▸ **Problem to solve**
Please copy each line of the records below that holds the word "Trump".

[Records from a data collection]
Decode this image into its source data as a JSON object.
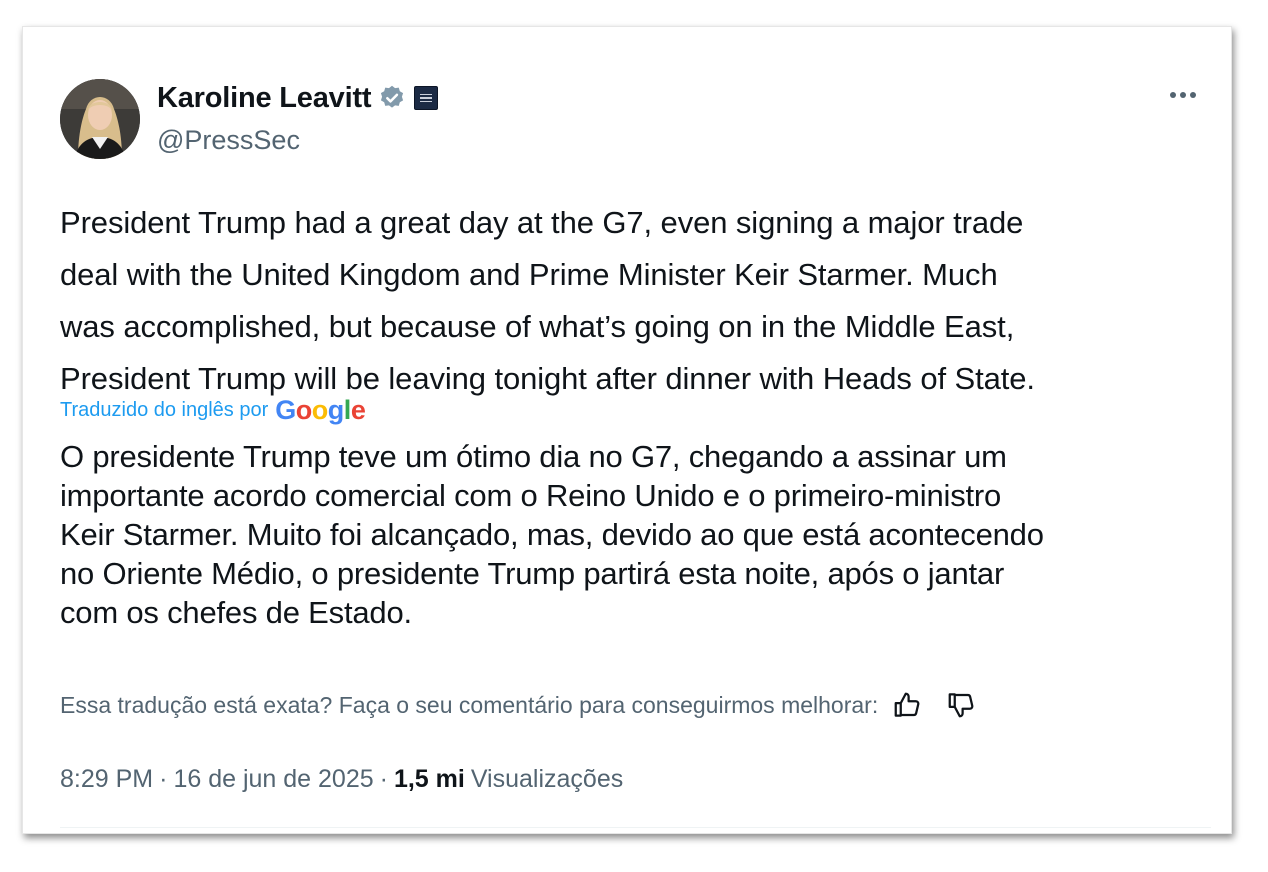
{
  "author": {
    "name": "Karoline Leavitt",
    "handle": "@PressSec",
    "verified_color": "#829aab",
    "affiliate_badge": "white-house-badge"
  },
  "tweet": {
    "lines": [
      "President Trump had a great day at the G7, even signing a major trade",
      "deal with the United Kingdom and Prime Minister Keir Starmer. Much",
      "was accomplished, but because of what’s going on in the Middle East,",
      "President Trump will be leaving tonight after dinner with Heads of State."
    ]
  },
  "translation": {
    "label": "Traduzido do inglês por",
    "provider": {
      "g1": "G",
      "o1": "o",
      "o2": "o",
      "g2": "g",
      "l": "l",
      "e": "e"
    },
    "lines": [
      "O presidente Trump teve um ótimo dia no G7, chegando a assinar um",
      "importante acordo comercial com o Reino Unido e o primeiro-ministro",
      "Keir Starmer. Muito foi alcançado, mas, devido ao que está acontecendo",
      "no Oriente Médio, o presidente Trump partirá esta noite, após o jantar",
      "com os chefes de Estado."
    ],
    "feedback_prompt": "Essa tradução está exata? Faça o seu comentário para conseguirmos melhorar:"
  },
  "meta": {
    "time": "8:29 PM",
    "separator": "·",
    "date": "16 de jun de 2025",
    "views_count": "1,5 mi",
    "views_label": "Visualizações"
  },
  "colors": {
    "text_primary": "#0f1419",
    "text_secondary": "#536471",
    "link_blue": "#1d9bf0"
  },
  "icons": {
    "more": "more-horizontal-icon",
    "thumbs_up": "thumbs-up-icon",
    "thumbs_down": "thumbs-down-icon",
    "verified": "verified-badge-icon"
  }
}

▸ **Written solution**
      "President Trump had a great day at the G7, even signing a major trade",
      "President Trump will be leaving tonight after dinner with Heads of State."
      "O presidente Trump teve um ótimo dia no G7, chegando a assinar um",
      "no Oriente Médio, o presidente Trump partirá esta noite, após o jantar",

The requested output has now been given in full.